* **Task statement**
Although the entries contain pictures, write out only their text, exactly as it stands.

* **Records shown**
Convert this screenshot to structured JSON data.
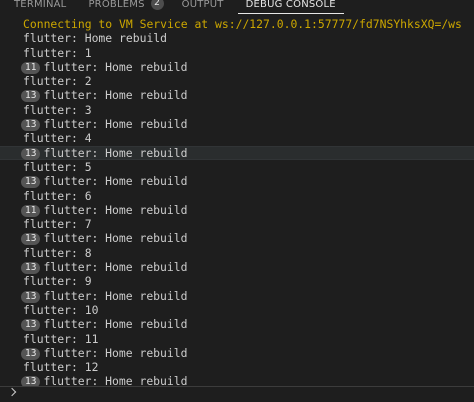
{
  "tabs": [
    {
      "label": "TERMINAL",
      "active": false
    },
    {
      "label": "PROBLEMS",
      "active": false,
      "badge": "2"
    },
    {
      "label": "OUTPUT",
      "active": false
    },
    {
      "label": "DEBUG CONSOLE",
      "active": true
    }
  ],
  "console": {
    "lines": [
      {
        "text": "Connecting to VM Service at ws://127.0.0.1:57777/fd7NSYhksXQ=/ws",
        "kind": "warn"
      },
      {
        "text": "flutter: Home rebuild"
      },
      {
        "text": "flutter: 1"
      },
      {
        "count": "11",
        "text": "flutter: Home rebuild"
      },
      {
        "text": "flutter: 2"
      },
      {
        "count": "13",
        "text": "flutter: Home rebuild"
      },
      {
        "text": "flutter: 3"
      },
      {
        "count": "13",
        "text": "flutter: Home rebuild"
      },
      {
        "text": "flutter: 4"
      },
      {
        "count": "13",
        "text": "flutter: Home rebuild",
        "highlight": true
      },
      {
        "text": "flutter: 5"
      },
      {
        "count": "13",
        "text": "flutter: Home rebuild"
      },
      {
        "text": "flutter: 6"
      },
      {
        "count": "11",
        "text": "flutter: Home rebuild"
      },
      {
        "text": "flutter: 7"
      },
      {
        "count": "13",
        "text": "flutter: Home rebuild"
      },
      {
        "text": "flutter: 8"
      },
      {
        "count": "13",
        "text": "flutter: Home rebuild"
      },
      {
        "text": "flutter: 9"
      },
      {
        "count": "13",
        "text": "flutter: Home rebuild"
      },
      {
        "text": "flutter: 10"
      },
      {
        "count": "13",
        "text": "flutter: Home rebuild"
      },
      {
        "text": "flutter: 11"
      },
      {
        "count": "13",
        "text": "flutter: Home rebuild"
      },
      {
        "text": "flutter: 12"
      },
      {
        "count": "13",
        "text": "flutter: Home rebuild"
      }
    ]
  },
  "input": {
    "prompt_icon": "chevron-right-icon"
  },
  "colors": {
    "background": "#1e1e1e",
    "warning_text": "#cca700",
    "text": "#cccccc",
    "badge": "#555555"
  }
}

* **Answer to the problem**
Convert this screenshot to structured JSON data.
{
  "tabs": [
    {
      "label": "TERMINAL",
      "active": false
    },
    {
      "label": "PROBLEMS",
      "active": false,
      "badge": "2"
    },
    {
      "label": "OUTPUT",
      "active": false
    },
    {
      "label": "DEBUG CONSOLE",
      "active": true
    }
  ],
  "console": {
    "lines": [
      {
        "text": "Connecting to VM Service at ws://127.0.0.1:57777/fd7NSYhksXQ=/ws",
        "kind": "warn"
      },
      {
        "text": "flutter: Home rebuild"
      },
      {
        "text": "flutter: 1"
      },
      {
        "count": "11",
        "text": "flutter: Home rebuild"
      },
      {
        "text": "flutter: 2"
      },
      {
        "count": "13",
        "text": "flutter: Home rebuild"
      },
      {
        "text": "flutter: 3"
      },
      {
        "count": "13",
        "text": "flutter: Home rebuild"
      },
      {
        "text": "flutter: 4"
      },
      {
        "count": "13",
        "text": "flutter: Home rebuild",
        "highlight": true
      },
      {
        "text": "flutter: 5"
      },
      {
        "count": "13",
        "text": "flutter: Home rebuild"
      },
      {
        "text": "flutter: 6"
      },
      {
        "count": "11",
        "text": "flutter: Home rebuild"
      },
      {
        "text": "flutter: 7"
      },
      {
        "count": "13",
        "text": "flutter: Home rebuild"
      },
      {
        "text": "flutter: 8"
      },
      {
        "count": "13",
        "text": "flutter: Home rebuild"
      },
      {
        "text": "flutter: 9"
      },
      {
        "count": "13",
        "text": "flutter: Home rebuild"
      },
      {
        "text": "flutter: 10"
      },
      {
        "count": "13",
        "text": "flutter: Home rebuild"
      },
      {
        "text": "flutter: 11"
      },
      {
        "count": "13",
        "text": "flutter: Home rebuild"
      },
      {
        "text": "flutter: 12"
      },
      {
        "count": "13",
        "text": "flutter: Home rebuild"
      }
    ]
  },
  "input": {
    "prompt_icon": "chevron-right-icon"
  },
  "colors": {
    "background": "#1e1e1e",
    "warning_text": "#cca700",
    "text": "#cccccc",
    "badge": "#555555"
  }
}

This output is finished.